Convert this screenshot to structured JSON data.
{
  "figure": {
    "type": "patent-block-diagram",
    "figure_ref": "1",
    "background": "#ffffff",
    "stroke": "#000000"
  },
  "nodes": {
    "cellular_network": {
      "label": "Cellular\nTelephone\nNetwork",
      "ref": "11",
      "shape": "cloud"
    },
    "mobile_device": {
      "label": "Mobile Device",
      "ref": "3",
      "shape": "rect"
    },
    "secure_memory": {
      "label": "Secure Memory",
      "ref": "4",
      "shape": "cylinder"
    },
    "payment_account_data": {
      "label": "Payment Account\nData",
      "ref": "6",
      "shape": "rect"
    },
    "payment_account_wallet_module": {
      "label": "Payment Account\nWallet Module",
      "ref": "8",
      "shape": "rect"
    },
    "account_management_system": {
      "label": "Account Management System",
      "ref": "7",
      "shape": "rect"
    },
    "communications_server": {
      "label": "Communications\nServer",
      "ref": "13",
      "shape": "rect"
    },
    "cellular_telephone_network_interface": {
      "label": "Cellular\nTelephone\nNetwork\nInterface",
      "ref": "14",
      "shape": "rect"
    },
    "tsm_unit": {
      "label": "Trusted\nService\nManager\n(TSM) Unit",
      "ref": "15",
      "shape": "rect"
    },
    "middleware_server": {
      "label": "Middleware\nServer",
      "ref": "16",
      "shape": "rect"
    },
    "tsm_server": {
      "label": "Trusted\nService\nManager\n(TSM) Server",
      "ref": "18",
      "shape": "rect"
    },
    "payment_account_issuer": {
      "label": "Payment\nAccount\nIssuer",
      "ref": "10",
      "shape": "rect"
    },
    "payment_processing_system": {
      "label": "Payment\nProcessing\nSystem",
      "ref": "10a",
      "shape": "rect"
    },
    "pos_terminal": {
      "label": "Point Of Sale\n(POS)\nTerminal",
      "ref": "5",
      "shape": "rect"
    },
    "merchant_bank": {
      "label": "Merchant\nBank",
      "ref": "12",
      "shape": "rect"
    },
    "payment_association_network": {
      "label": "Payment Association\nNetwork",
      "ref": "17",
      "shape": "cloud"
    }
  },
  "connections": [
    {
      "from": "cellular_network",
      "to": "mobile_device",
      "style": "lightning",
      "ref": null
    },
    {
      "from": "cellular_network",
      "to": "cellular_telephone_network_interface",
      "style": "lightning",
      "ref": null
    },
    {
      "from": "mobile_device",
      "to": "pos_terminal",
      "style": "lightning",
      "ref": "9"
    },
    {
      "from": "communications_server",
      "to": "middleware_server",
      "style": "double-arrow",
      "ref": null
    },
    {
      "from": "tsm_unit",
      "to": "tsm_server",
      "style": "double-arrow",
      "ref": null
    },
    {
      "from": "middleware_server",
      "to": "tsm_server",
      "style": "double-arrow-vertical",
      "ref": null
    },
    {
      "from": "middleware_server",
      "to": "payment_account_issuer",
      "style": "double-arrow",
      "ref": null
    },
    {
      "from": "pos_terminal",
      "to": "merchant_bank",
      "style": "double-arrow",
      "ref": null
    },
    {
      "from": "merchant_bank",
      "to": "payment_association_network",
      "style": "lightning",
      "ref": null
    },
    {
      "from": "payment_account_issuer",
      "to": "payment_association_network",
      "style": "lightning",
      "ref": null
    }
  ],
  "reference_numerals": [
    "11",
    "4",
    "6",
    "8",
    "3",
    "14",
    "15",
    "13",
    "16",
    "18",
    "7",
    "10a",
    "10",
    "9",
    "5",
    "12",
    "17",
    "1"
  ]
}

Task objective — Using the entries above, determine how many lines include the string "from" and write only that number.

Your response — 10